Located in The Plains, Va., about an hour away from the District, Corn Maze in The Plains brings many visitors out to this section of Northern Virginia. This annual event is now in its 15th year. This year's season's kickoff happens on Sept. 27 and Sept. 28.  (See their website for additional dates and hours)

The Corn Maze in The Plains is located at 4501 Old Tavern Rd. The Plains, Va.


Monday, September 22, 2014

Fun facts and history of the Torpedo Factory, Alexandria Va.

The Torpedo Factory Art Center is a building that has been restored, renovated and revitalized. Today the building has been totally revamped and is a hub for the artist community. The building is home to 82 artist studies, 6 art galleries, an art school, and the Alexandria Archeology Museum.

I wrote about visiting the Torpedo Factory Art Center back in June, however, wanted to delve a bit more into its history with this post. Before becoming a central location for the artist community to come together and showcase work, the building's history is an interesting one. The building's origins was rooted in the manufacturing of torpedoes and had originally been built at the end of World War I. Placed on the shore of the Potomac River in Alexandria, which undoubtedly was chosen for its prime location with direct access to the waterfront.

For many years the facility served as a center for manufacturing and maintaining torpedoes; it also served as a munitions storage area for a period of time. During World War II, the manufacturing of torpedoes resumed in full swing and the facility produced Mark XIV submarine torpedoes and Mark III aircraft torpedoes. Over the course of time more buildings were added and in all there were 11 buildings at the height of production.


At the end of World War II in June 1945 production of torpedoes ceased since the demand was no longer in place. The building sat stagnant until the U.S. government decided it was a good location for storage.

Over the years the Smithsonian institute stowed important artifacts, including dinosaur bones, and Congressional papers were also placed into storage at this site. Even the U.S. military housed important items which were placed in sealed vaults and stored at the facility for a time.

The building was sold in 1969 to the City of Alexandria and plans began to decide on a different use for the building. Finally, after some deliberation, it was decided the building would be renovated to become working studio space for local artists.

In 1974 the renovations and cleanup process began; there apparently was a lot of accumulated debris that had collected in the building for over 5 decades. Once the cleanup was complete, walls were constructed to create separation of the large space and individual studios could be built.

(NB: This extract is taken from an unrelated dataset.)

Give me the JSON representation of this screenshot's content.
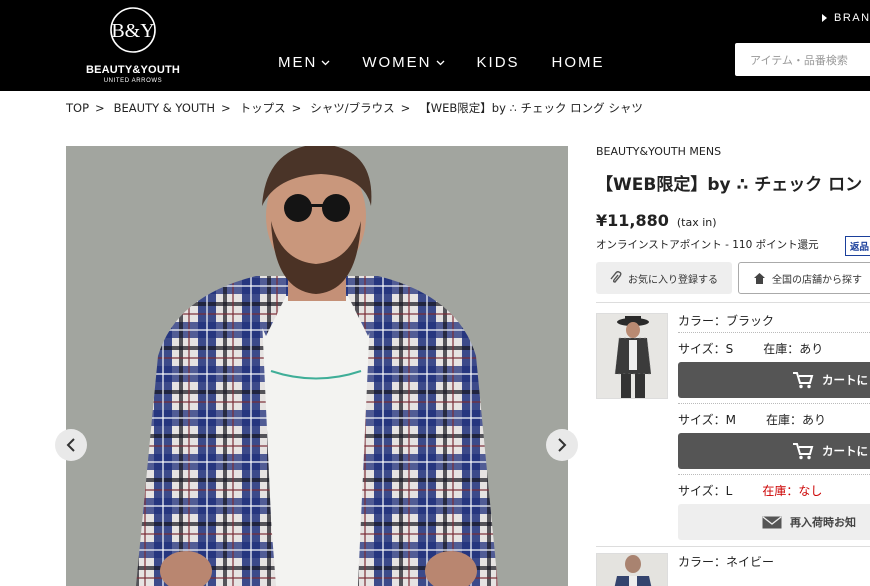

Later that year, in September, the plan was brought to fruition, the facility was re-opened which included open invitation to the public. There were still many renovations which needed to be done, such as reliable heat and air conditioning systems, and this didn't happen for many years.

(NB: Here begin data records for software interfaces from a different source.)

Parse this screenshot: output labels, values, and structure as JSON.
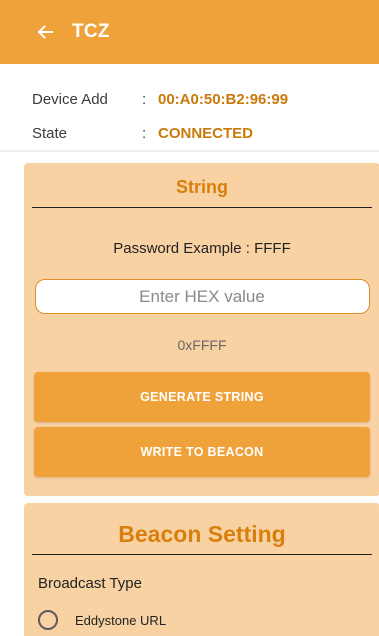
{
  "appbar": {
    "back_icon": "back-arrow-icon",
    "title": "TCZ",
    "color": "#f0a23a"
  },
  "device": {
    "address_label": "Device Add",
    "address_value": "00:A0:50:B2:96:99",
    "state_label": "State",
    "state_value": "CONNECTED",
    "colon": ":"
  },
  "string_card": {
    "heading": "String",
    "example": "Password Example : FFFF",
    "input_placeholder": "Enter HEX value",
    "input_value": "",
    "hex_display": "0xFFFF",
    "generate_button": "GENERATE STRING",
    "write_button": "WRITE TO BEACON"
  },
  "beacon_card": {
    "heading": "Beacon Setting",
    "broadcast_label": "Broadcast Type",
    "options": [
      {
        "label": "Eddystone URL",
        "selected": false
      }
    ]
  },
  "colors": {
    "accent": "#f0a23a",
    "card_bg": "#f9d2a3",
    "value_text": "#c97a0a"
  }
}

It was in 1982-83 the building underwent its second renovation; this time it was a major one which including gutting the facility, installing the heating/cooling systems and an addition of a second floor.

The hard blood, sweat and tears of those dedicated to the project paid off. Today the former torpedo factory has become a dynamic artists' center and thriving art community; it is also a popular tourist stop. Each year visitors from near and far come and enjoy what the building has to offer.

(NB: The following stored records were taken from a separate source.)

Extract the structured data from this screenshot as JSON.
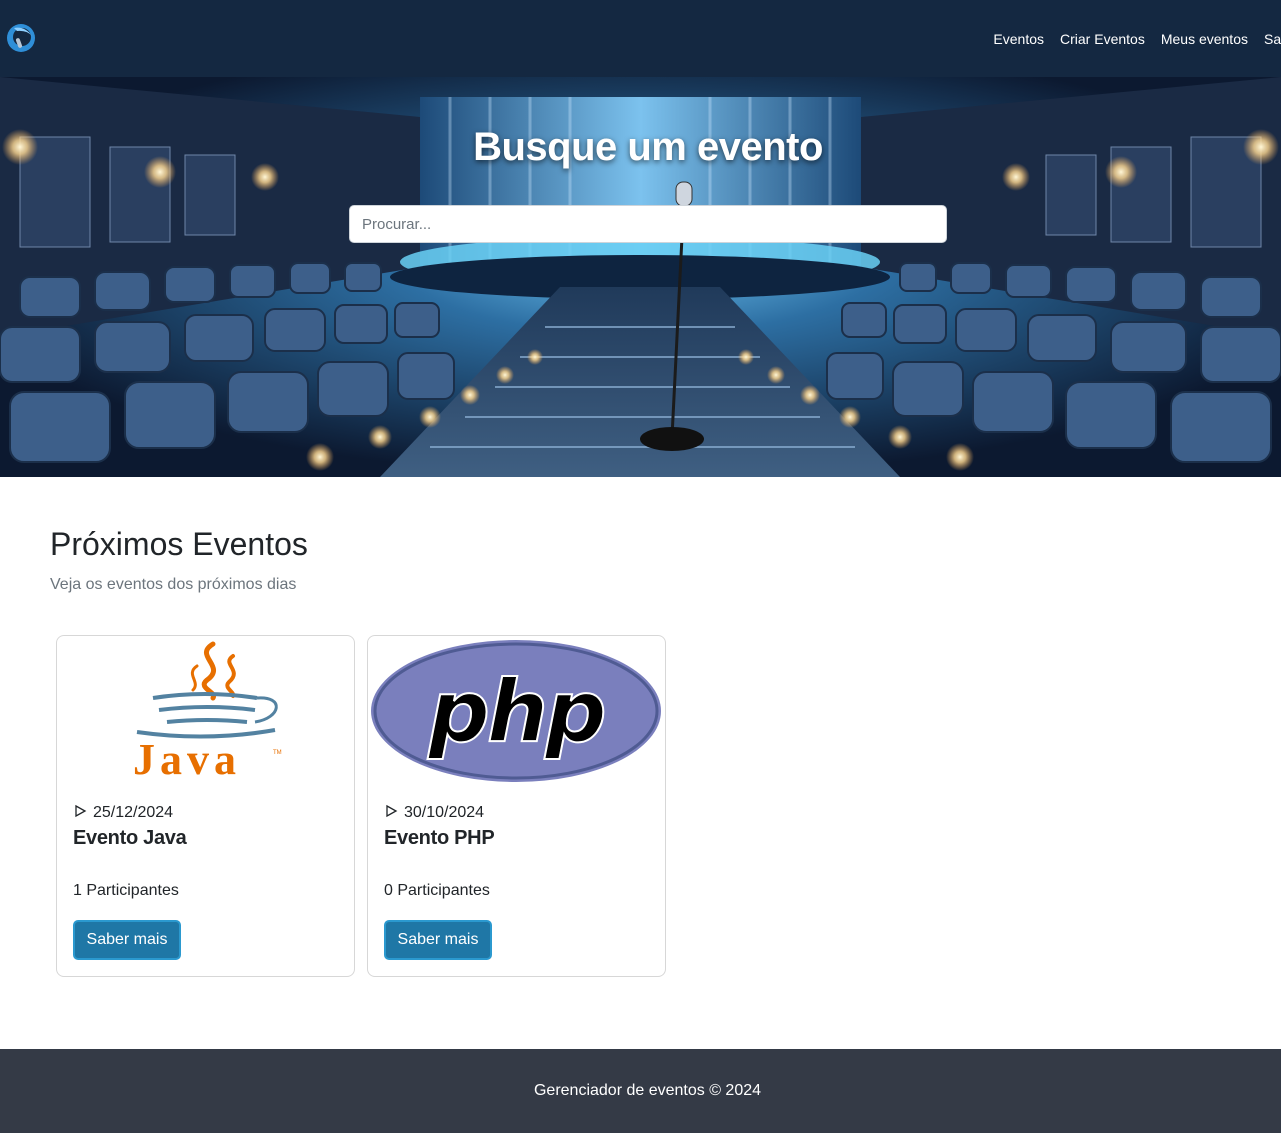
{
  "nav": {
    "logo_icon": "globe-logo-icon",
    "links": [
      "Eventos",
      "Criar Eventos",
      "Meus eventos",
      "Sair"
    ]
  },
  "hero": {
    "title": "Busque um evento",
    "search_placeholder": "Procurar..."
  },
  "section": {
    "title": "Próximos Eventos",
    "subtitle": "Veja os eventos dos próximos dias"
  },
  "events": [
    {
      "logo": "java-logo",
      "date": "25/12/2024",
      "title": "Evento Java",
      "participants": "1 Participantes",
      "button": "Saber mais"
    },
    {
      "logo": "php-logo",
      "logo_text": "php",
      "date": "30/10/2024",
      "title": "Evento PHP",
      "participants": "0 Participantes",
      "button": "Saber mais"
    }
  ],
  "footer": {
    "text": "Gerenciador de eventos © 2024"
  },
  "colors": {
    "navbar": "#142841",
    "button": "#1f77a6",
    "footer": "#343a46"
  }
}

The history of the Torpedo Factory Art Center is an interesting one and a neat place to stop by and visit if you're in Old Town. Its got such a pretty location too, right on the Potomac Riverfront.


Friday, September 19, 2014

Photos on Friday: Giant Pandas at the National Zoo

The Smithsonian National Zoo has a number of exhibits. One of its most popular ones is the Giant Panda habitat. Currently, there are 3 giant pandas at the zoo─mom Mei Xiang, dad Tian Tian and newest edition Bao Bao, born Aug. 2013 after a long process. (Their first baby, Tai Shan, born in 2005, left the zoo in 2010).  

The panda exhibit at the National Zoo is a lot of fun as you never know what you might see these beautiful animals doing. It's been a couple of years since I've visited, and now with new baby Bao Bao, I'm thinking it is time for another visit.